Requirements Lists and City Missions
I didn’t know it was so easy to help people in need before I discovered the Requirements Lists. Basically, organisations or homes for homeless people, refugees, poor people and so on tell you what they need, either donations of material things or “donation of time”, which means you dedicated some time to play with the children or help cooking or things like that. So if you see they need T-Shirts and you just sorted some out – why don’t you bring it there? You get rid of your unused stuff and share it with people who really need it. A win-win-situation. They sometimes also need furniture or craft material and games for kids, so don’t just throw away what you don’t need because other people may be really happy about it.

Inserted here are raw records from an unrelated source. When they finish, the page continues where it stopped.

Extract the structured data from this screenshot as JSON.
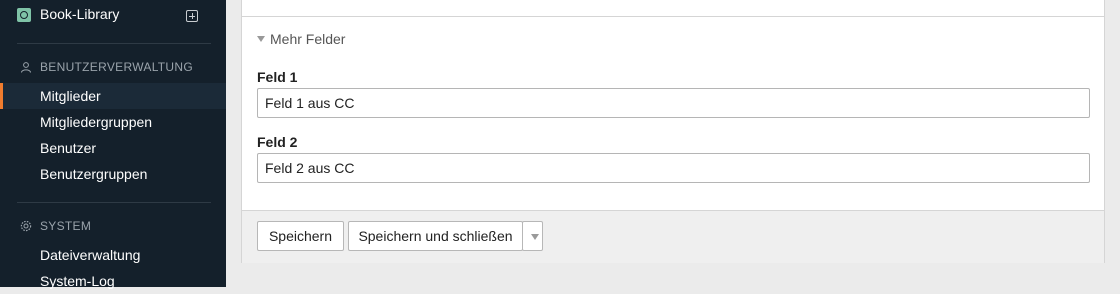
{
  "sidebar": {
    "site": {
      "label": "Book-Library",
      "icon": "site-icon",
      "add_icon": "add-icon"
    },
    "sections": [
      {
        "title": "BENUTZERVERWALTUNG",
        "icon": "user-icon",
        "items": [
          {
            "label": "Mitglieder",
            "active": true
          },
          {
            "label": "Mitgliedergruppen"
          },
          {
            "label": "Benutzer"
          },
          {
            "label": "Benutzergruppen"
          }
        ]
      },
      {
        "title": "SYSTEM",
        "icon": "gear-icon",
        "items": [
          {
            "label": "Dateiverwaltung"
          },
          {
            "label": "System-Log"
          }
        ]
      }
    ]
  },
  "form": {
    "fieldset_label": "Mehr Felder",
    "fields": [
      {
        "label": "Feld 1",
        "value": "Feld 1 aus CC"
      },
      {
        "label": "Feld 2",
        "value": "Feld 2 aus CC"
      }
    ]
  },
  "buttons": {
    "save": "Speichern",
    "save_close": "Speichern und schließen",
    "more_icon": "chevron-down-icon"
  },
  "colors": {
    "sidebar_bg": "#14202b",
    "active_marker": "#f07c2e",
    "site_icon": "#7fc3a7",
    "page_bg": "#ebebeb"
  }
}
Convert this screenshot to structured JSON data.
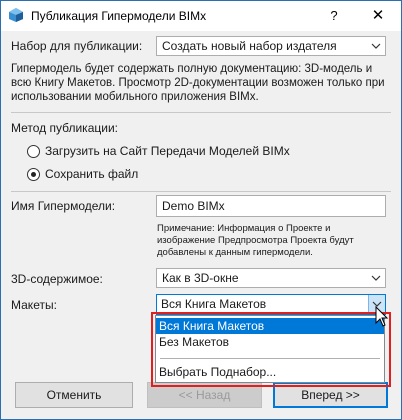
{
  "window": {
    "title": "Публикация Гипермодели BIMx",
    "help_glyph": "?",
    "close_glyph": "✕"
  },
  "publish_set": {
    "label": "Набор для публикации:",
    "value": "Создать новый набор издателя",
    "description": "Гипермодель будет содержать полную документацию: 3D-модель и всю Книгу Макетов. Просмотр 2D-документации возможен только при использовании мобильного приложения BIMx."
  },
  "method": {
    "label": "Метод публикации:",
    "options": [
      {
        "label": "Загрузить на Сайт Передачи Моделей BIMx",
        "checked": false
      },
      {
        "label": "Сохранить файл",
        "checked": true
      }
    ]
  },
  "hypermodel_name": {
    "label": "Имя Гипермодели:",
    "value": "Demo BIMx",
    "note": "Примечание: Информация о Проекте и изображение Предпросмотра Проекта будут добавлены к данным гипермодели."
  },
  "content_3d": {
    "label": "3D-содержимое:",
    "value": "Как в 3D-окне"
  },
  "layouts": {
    "label": "Макеты:",
    "value": "Вся Книга Макетов",
    "options": [
      {
        "label": "Вся Книга Макетов",
        "selected": true
      },
      {
        "label": "Без Макетов",
        "selected": false
      },
      {
        "label": "Выбрать Поднабор...",
        "selected": false
      }
    ]
  },
  "buttons": {
    "cancel": "Отменить",
    "back": "<< Назад",
    "next": "Вперед >>"
  },
  "colors": {
    "accent": "#0078d7",
    "highlight_outline": "#e0201e"
  }
}
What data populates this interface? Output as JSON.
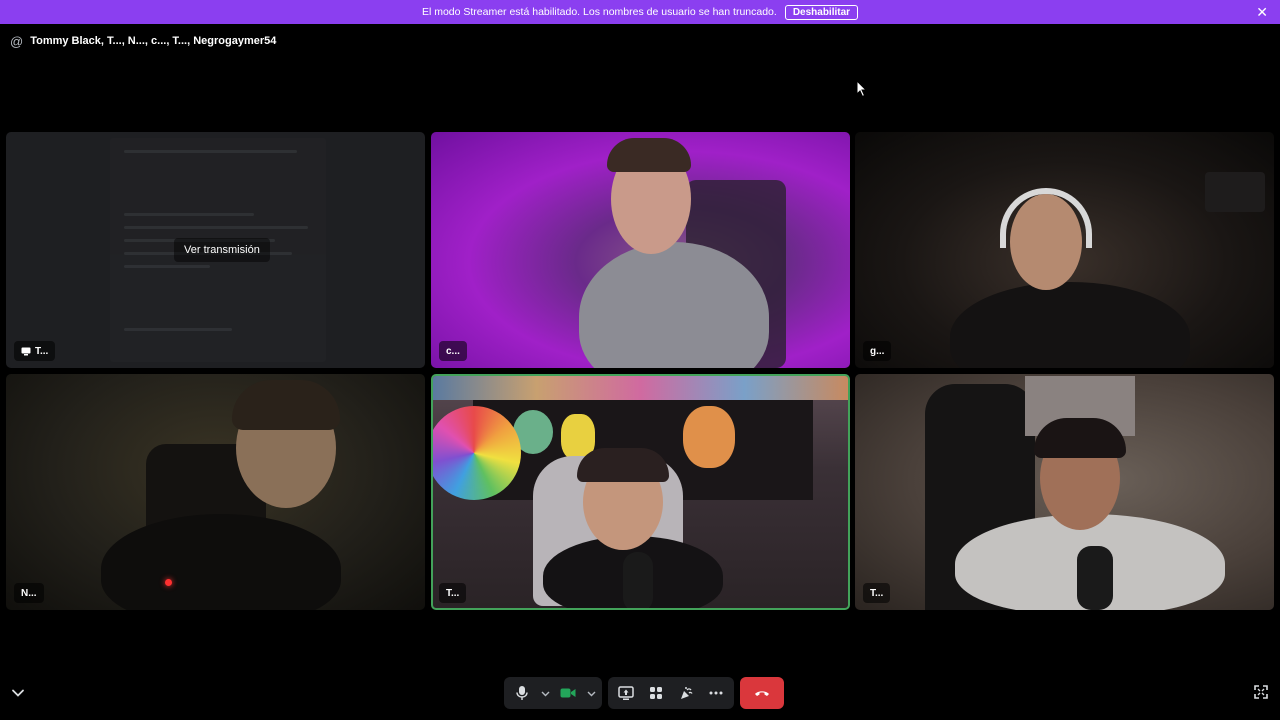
{
  "banner": {
    "message": "El modo Streamer está habilitado. Los nombres de usuario se han truncado.",
    "disable_label": "Deshabilitar",
    "background": "#8b3ff0"
  },
  "header": {
    "icon": "at-icon",
    "title": "Tommy Black, T..., N..., c..., T..., Negrogaymer54"
  },
  "tiles": [
    {
      "name": "T...",
      "type": "screen-share",
      "overlay_label": "Ver transmisión",
      "icon": "screen-share-icon"
    },
    {
      "name": "c...",
      "type": "camera"
    },
    {
      "name": "g...",
      "type": "camera"
    },
    {
      "name": "N...",
      "type": "camera"
    },
    {
      "name": "T...",
      "type": "camera",
      "speaking": true,
      "highlight": "#43a25a"
    },
    {
      "name": "T...",
      "type": "camera"
    }
  ],
  "controls": {
    "mic_icon": "microphone-icon",
    "camera_icon": "video-camera-icon",
    "camera_active_color": "#23a55a",
    "share_icon": "screen-share-icon",
    "activities_icon": "activities-icon",
    "soundboard_icon": "soundboard-icon",
    "more_icon": "more-icon",
    "hangup_icon": "hang-up-icon",
    "hangup_color": "#da373c"
  }
}
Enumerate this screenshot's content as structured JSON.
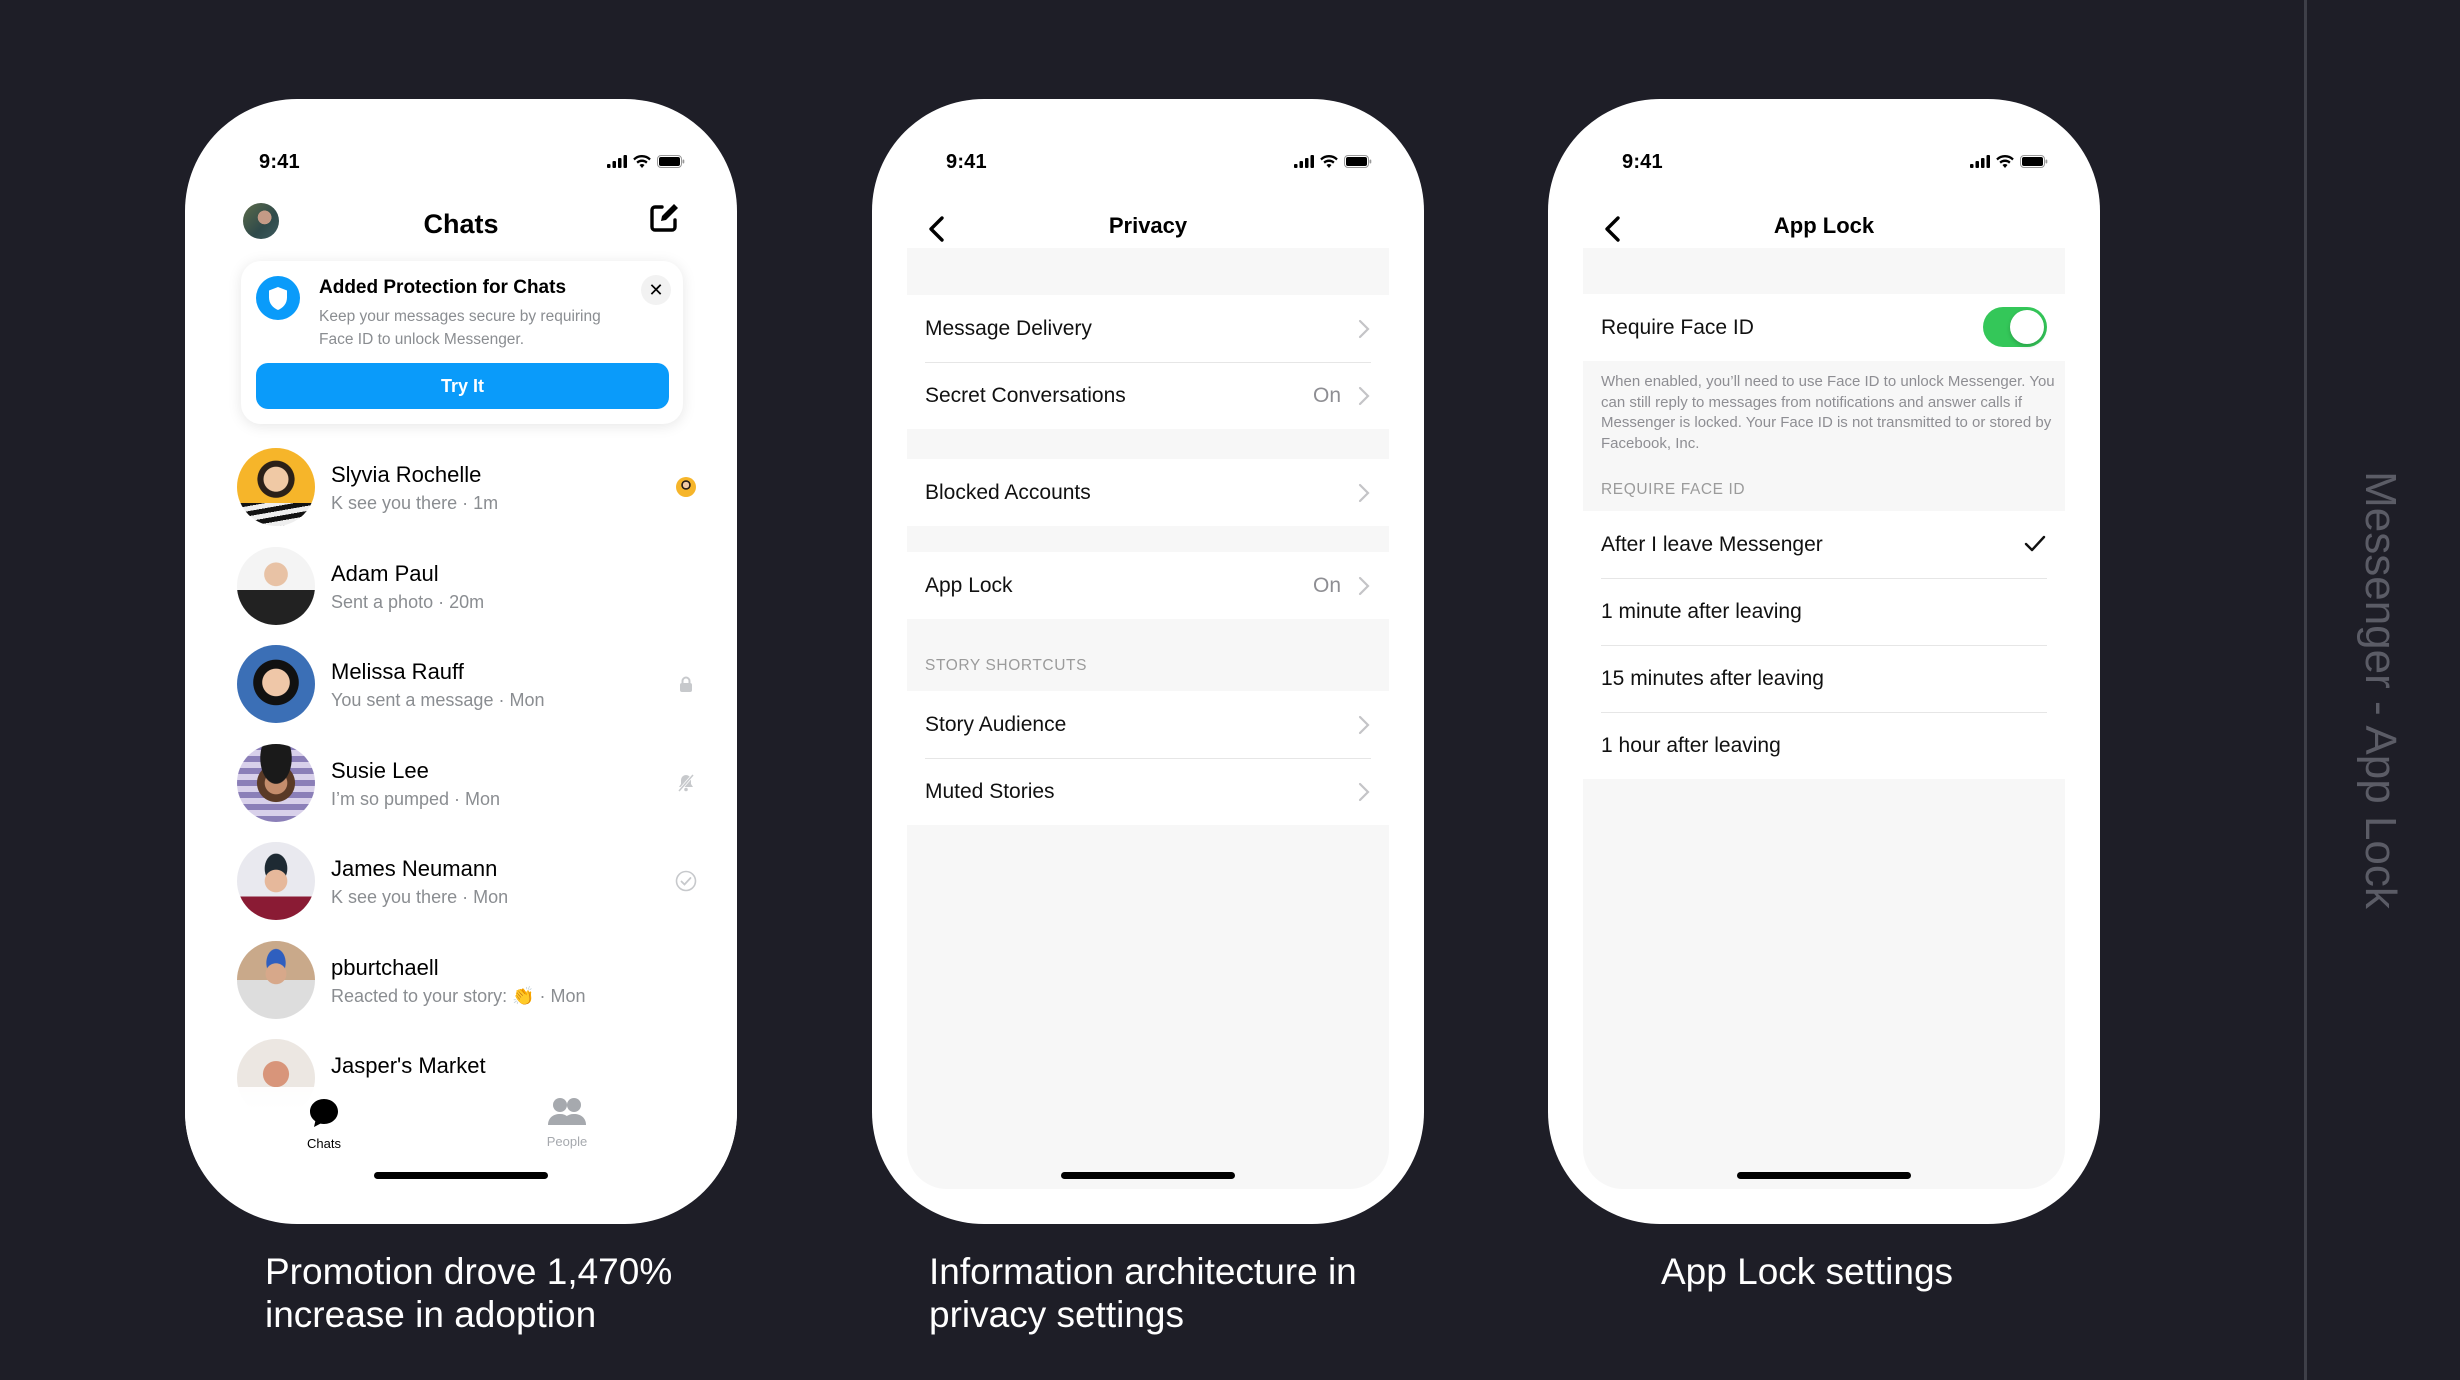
{
  "side_title": "Messenger - App Lock",
  "captions": [
    "Promotion drove 1,470% increase in adoption",
    "Information architecture in privacy settings",
    "App Lock settings"
  ],
  "status_bar": {
    "time": "9:41"
  },
  "chats_screen": {
    "title": "Chats",
    "promo": {
      "title": "Added Protection for Chats",
      "body": "Keep your messages secure by requiring Face ID to unlock Messenger.",
      "button": "Try It",
      "close": "✕"
    },
    "chats": [
      {
        "name": "Slyvia Rochelle",
        "preview": "K see you there · 1m",
        "status": "seen-avatar"
      },
      {
        "name": "Adam Paul",
        "preview": "Sent a photo · 20m",
        "status": "none"
      },
      {
        "name": "Melissa Rauff",
        "preview": "You sent a message · Mon",
        "status": "lock"
      },
      {
        "name": "Susie Lee",
        "preview": "I’m so pumped · Mon",
        "status": "muted"
      },
      {
        "name": "James Neumann",
        "preview": "K see you there · Mon",
        "status": "delivered"
      },
      {
        "name": "pburtchaell",
        "preview": "Reacted to your story: 👏 · Mon",
        "status": "none"
      },
      {
        "name": "Jasper's Market",
        "preview": "",
        "status": "none"
      }
    ],
    "tabs": [
      {
        "label": "Chats",
        "active": true
      },
      {
        "label": "People",
        "active": false
      }
    ]
  },
  "privacy_screen": {
    "title": "Privacy",
    "groups": [
      {
        "rows": [
          {
            "label": "Message Delivery",
            "value": ""
          },
          {
            "label": "Secret Conversations",
            "value": "On"
          }
        ]
      },
      {
        "rows": [
          {
            "label": "Blocked Accounts",
            "value": ""
          }
        ]
      },
      {
        "rows": [
          {
            "label": "App Lock",
            "value": "On"
          }
        ]
      },
      {
        "header": "STORY SHORTCUTS",
        "rows": [
          {
            "label": "Story Audience",
            "value": ""
          },
          {
            "label": "Muted Stories",
            "value": ""
          }
        ]
      }
    ]
  },
  "applock_screen": {
    "title": "App Lock",
    "require_face_id": {
      "label": "Require Face ID",
      "enabled": true
    },
    "footnote": "When enabled, you’ll need to use Face ID to unlock Messenger. You can still reply to messages from notifications and answer calls if Messenger is locked. Your Face ID is not transmitted to or stored by Facebook, Inc.",
    "section_header": "REQUIRE FACE ID",
    "options": [
      {
        "label": "After I leave Messenger",
        "selected": true
      },
      {
        "label": "1 minute after leaving",
        "selected": false
      },
      {
        "label": "15 minutes after leaving",
        "selected": false
      },
      {
        "label": "1 hour after leaving",
        "selected": false
      }
    ]
  },
  "colors": {
    "background": "#1e1e27",
    "messenger_blue": "#0a9bfa",
    "toggle_green": "#34c759",
    "secondary_text": "#8a8d91"
  }
}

When I gave my things to the Bahnhofsmission, I thought to myself I’d just go there, leave my things there and go home. I didn’t expect one of the employees to show us around and to explain exactly what they’re doing there. He shared insights and stories with us that were funny, sad, astonishing and moving. It’s great that they act so transparently and invite people to get to know it better. I was really glad we went there ’cause here you can see directly where your stuff is needed and where it’s going. It’s less impersonal and less anonymous than just a container in the streets.
- Help for Refugees in Berlin
- Help for Children and Young People in Need
- Various Projects
- Bahnhofsmission (City Mission)
Facebook Groups and Online Markets
So far I can just tell you about Berlin (or at least German) Facebook Groups and Online Markets as I never sold or gave away things abroad but I’m sure you’ll find those groups and web pages almost everywhere in the world. If you have things to give away for free, there’s the Free Your Stuff Berlin group (and I also know about Heidelberg and Madrid who have that). You just post a picture of what you have to give and people text you to pick it up. I already used it and most of the times it worked fine! In the Berlin group there are sometimes also people posting pictures of furniture or other stuff they spotted in streets or they offer a piece of selfmade cake to give for free.
As for selling, I guess almost everyone in Germany knows eBay Kleinanzeigen where you post pictures and set a price and people can contact you when they’re interested in it. The same goes for the Facebook group Sell Your Stuff. Nothing extremely innovative but still worth mentioning. You’ll find a lot more of those groups when browsing the internet or Facebook!
Me personally, I moved away from Germany to Mexico a week ago. I still have some cardboard boxes in my old flat’s cellar but I only took one backpack and one suitcase with me. While packing, I realised that you don’t need all that stuff that you have lying around the room and when I come back to Berlin, I’m gonna clean out my cardboard boxes again. The best feeling was to give away my furniture because I felt more and more free with every piece of furniture I gave away. I must admit though, that it hurt a bit to give away my bed as I really love comfy, cosy beds filled with pillows and blankets. I’m gonna get over it though 😉